I have to admit it, I am not a very good negotiator when it comes to money. Haggling over a price or negotiating a salary puts me well out of my comfort zone. In Australia, most of the shopping takes place in the fixed price sanctuary of the shopping centre. Bargaining over the price of something didn’t come up as an issue in my life until I went on holidays in Bali, and people told me it was expected.
One of my difficulties with bargaining goes back to Good Girl Syndrome. I want to be nice and cooperative and not offend or upset anybody in any way. Not the strongest starting point for a negotiation. I think I have had the idea that somehow it was unbecoming to question the asking price.
Thankfully my ideas about negotiating over money have started to shift due to the Masterclass series in negotiating offered by the current flood of TV shows about buying and selling. Whether its about pickers, pawn shops, abandoned storage lockers or antiques, reality TV has a lot of lessons on how stuff is valued and prices are negotiated.
One of my favourites is American Pickers. When the Pickers go freestyling, they scan backyards, farms and businesses for evidence of people who like to accumulate old stuff – cars, bikes, gas pumps, signs, old machinery. They are out to acquire collectables that they can sell for a significant mark-up in their shop. Along the way they come across some intriguing characters with amazing collections.
What I love about the show is that even though there is a certain element that is staged for TV, theres also a certain amount thats real. These guys really do love old stuff, and get a huge thrill when they find it. They have a real nack for establishing a connection with the person that they can build on to by what they are looking for.
Here are a few lessons in negotiation that I have picked up from American Pickers.
1. Make a connection. Introduce yourself warmly and make it known who you are and what you are about. People like to deal with real people who are open about what they want.
2. Display your enthusiasm. Don’t be afraid to show interest in what the person has on offer if it really excites you. This makes the other person feel respected and affirmed.
3. Get the ball rolling with a small purchase. If you want to negotiate to buy a number if items, find something you can easily agree on to establish the negotiations before moving on to the big ticket items.
4. Negotiate in bundles. If there are a few things you are interested in see if you can get a deal that covers the group. This can be used to break up a deadlock over the price on individual items.
5. Don’t be afraid to name your price. Just go ahead and name a price that feels fair and comfortable for you. Leave leeway for negotiation, but not so much that it seems opportunistic.
6. Don’t haggle over a fair price.

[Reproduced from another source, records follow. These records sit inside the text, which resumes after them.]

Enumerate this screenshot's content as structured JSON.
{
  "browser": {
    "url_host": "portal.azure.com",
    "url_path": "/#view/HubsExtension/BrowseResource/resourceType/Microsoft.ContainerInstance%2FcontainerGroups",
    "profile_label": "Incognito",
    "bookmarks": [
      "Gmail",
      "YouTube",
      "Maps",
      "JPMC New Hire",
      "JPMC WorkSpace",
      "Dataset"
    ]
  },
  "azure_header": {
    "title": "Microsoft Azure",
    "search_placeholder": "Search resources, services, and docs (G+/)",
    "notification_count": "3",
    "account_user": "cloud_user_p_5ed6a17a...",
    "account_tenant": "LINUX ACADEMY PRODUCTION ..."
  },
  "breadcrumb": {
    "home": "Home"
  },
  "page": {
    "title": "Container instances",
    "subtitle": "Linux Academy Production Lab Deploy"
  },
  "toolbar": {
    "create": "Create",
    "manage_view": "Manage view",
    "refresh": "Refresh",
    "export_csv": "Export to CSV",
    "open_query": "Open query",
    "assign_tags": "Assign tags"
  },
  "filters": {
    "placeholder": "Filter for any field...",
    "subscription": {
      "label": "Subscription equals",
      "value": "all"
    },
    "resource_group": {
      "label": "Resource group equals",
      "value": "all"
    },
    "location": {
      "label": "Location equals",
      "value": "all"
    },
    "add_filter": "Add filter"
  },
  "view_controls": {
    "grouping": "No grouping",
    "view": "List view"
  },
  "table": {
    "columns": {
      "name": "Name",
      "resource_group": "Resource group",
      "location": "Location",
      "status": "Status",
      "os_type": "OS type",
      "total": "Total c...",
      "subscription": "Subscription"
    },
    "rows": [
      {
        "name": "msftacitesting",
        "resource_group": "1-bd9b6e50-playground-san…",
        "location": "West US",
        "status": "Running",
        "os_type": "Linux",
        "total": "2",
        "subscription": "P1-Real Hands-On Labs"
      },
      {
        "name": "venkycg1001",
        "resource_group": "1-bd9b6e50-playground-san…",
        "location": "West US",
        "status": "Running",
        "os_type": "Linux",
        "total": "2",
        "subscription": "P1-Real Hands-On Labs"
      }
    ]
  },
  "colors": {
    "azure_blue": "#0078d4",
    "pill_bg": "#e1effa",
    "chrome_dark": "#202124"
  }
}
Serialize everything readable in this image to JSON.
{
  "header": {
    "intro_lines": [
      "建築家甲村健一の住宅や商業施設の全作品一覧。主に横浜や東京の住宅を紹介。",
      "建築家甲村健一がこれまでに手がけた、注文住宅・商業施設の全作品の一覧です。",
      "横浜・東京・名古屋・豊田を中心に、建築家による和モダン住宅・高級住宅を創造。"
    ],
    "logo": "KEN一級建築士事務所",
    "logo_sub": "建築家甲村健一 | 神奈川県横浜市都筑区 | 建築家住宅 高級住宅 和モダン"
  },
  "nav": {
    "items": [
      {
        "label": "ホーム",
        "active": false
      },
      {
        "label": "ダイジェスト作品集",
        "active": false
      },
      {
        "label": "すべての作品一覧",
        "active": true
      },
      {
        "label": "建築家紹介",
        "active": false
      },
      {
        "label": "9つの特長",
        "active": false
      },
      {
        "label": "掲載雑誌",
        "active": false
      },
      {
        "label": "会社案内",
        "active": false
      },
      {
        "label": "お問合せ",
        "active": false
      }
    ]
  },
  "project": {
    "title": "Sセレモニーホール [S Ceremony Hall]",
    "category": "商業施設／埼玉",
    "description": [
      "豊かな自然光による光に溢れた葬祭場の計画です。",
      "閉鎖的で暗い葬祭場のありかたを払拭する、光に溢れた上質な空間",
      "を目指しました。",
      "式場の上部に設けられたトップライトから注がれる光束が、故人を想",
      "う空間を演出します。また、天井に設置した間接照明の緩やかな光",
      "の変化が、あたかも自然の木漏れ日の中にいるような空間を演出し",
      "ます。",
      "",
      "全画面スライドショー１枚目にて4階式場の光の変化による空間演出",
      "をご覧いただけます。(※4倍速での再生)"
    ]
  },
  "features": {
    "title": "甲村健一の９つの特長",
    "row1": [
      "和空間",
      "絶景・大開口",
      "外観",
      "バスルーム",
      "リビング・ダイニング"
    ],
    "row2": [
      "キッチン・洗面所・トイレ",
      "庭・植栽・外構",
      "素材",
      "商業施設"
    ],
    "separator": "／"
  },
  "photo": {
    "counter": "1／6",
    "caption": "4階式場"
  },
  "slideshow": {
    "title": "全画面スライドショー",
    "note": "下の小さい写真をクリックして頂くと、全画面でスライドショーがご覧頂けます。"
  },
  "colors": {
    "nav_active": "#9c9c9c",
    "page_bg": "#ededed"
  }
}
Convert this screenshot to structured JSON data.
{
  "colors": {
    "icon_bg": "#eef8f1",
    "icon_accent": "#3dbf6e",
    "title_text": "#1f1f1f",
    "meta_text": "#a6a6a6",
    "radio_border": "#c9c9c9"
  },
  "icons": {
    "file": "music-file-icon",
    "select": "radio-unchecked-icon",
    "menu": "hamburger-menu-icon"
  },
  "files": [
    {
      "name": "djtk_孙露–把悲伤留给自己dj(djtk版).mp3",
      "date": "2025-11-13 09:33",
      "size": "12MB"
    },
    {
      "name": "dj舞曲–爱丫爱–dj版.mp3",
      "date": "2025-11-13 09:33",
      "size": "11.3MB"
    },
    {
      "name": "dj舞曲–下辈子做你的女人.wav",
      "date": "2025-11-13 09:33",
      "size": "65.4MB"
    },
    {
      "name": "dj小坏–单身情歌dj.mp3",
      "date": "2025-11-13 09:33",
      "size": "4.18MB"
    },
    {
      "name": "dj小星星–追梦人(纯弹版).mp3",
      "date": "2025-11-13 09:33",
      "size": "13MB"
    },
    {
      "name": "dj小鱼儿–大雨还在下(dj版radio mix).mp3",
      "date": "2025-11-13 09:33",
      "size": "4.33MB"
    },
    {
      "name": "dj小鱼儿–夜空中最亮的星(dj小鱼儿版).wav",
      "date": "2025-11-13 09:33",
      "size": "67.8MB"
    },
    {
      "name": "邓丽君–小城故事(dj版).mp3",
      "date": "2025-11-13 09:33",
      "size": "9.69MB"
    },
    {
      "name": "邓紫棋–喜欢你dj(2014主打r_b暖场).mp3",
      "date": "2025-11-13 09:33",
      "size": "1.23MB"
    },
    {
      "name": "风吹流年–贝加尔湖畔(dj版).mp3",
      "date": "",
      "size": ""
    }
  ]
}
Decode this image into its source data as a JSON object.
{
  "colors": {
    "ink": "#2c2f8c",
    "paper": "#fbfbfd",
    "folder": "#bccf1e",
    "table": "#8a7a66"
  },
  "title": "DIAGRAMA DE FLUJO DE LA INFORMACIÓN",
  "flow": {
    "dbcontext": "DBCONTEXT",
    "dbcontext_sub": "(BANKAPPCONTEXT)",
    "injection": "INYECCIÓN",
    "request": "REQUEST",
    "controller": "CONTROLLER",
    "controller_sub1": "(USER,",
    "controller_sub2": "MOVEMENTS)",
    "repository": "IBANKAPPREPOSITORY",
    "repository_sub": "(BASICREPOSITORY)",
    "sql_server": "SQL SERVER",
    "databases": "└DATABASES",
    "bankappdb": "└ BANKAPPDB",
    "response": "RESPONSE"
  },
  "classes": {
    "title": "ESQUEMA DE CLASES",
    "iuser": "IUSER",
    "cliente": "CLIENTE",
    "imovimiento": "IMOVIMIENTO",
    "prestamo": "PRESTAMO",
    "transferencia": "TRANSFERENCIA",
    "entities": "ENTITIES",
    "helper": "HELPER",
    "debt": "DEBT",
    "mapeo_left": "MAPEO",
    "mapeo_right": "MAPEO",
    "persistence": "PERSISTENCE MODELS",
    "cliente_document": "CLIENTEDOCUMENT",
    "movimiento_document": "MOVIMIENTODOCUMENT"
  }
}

If someone offers you a fair deal straight off, you don’t have to haggle. Accepting a fair price establishes trust.
7. Offer what its worth. If someone asks you to pay way below what something is worth, don’t be afraid to offer them more than they are asking. This also establishes trust.
8. Know the market. Be aware of the value of the items you are negotiating over, and what you can afford to charge or pay. Have a clear idea of what you want to get out of the negotiation.
9. Be open about what you can and can’t do. Don’t be afraid to show your discomfort if you feel you are being offered too much or too little. Thats the truth of it. People pick up on your gut reaction, and that influences them to shift their position.
10. Be prepared to walk away. Your biggest power in a negotiation is the genuine willingness to walk away. No hard feelings.
What is so engaging about American Pickers is the enjoyment that the pickers and the collectors both get from the process. The pickers get all excited sifting through piles of old stuff looking for treasures. The collectors, who have often invested a lot of time, money and space in their stuff, find it affirming that someone else values what they have. There is a rapport that builds out of a mutual interest. Even though they negotiate hard, each party has a respect for the process.
When its done by masters, negotiation becomes a dance of complex factors that interplay to produce a final outcome. What each party knows, wants and feels interacts in an dynamic process that moves back and forth towards a mutually satisfactory conclusion. Head and heart have to work together to find a solution that gets you what you want, but still makes sense financially. It all happens so fast, you have to be able to trust your gut to know when to say yes or no.
Having seen the masters in action, I feel like its OK to want to make a trade that works out well for both parties. In fact, having fluidity about the price and the conditions attached is probably more respectful to the needs of both parties than a fixed price system. The challenge in a negotiation is that you have to display yourself and what you are about in a way that isn’t necessary when you just pay the set price.
Now that I am setting up work on a job by job basis, rather than being an employee with fixed pay and conditions, I need to set aside my old ideas about negotiating about money and learn from the Pickers. Engage openly and enthusiastically, and be prepared to walk away. I don’t think I am going to be satisfied to just pay the ticket price on what life wants to sell me.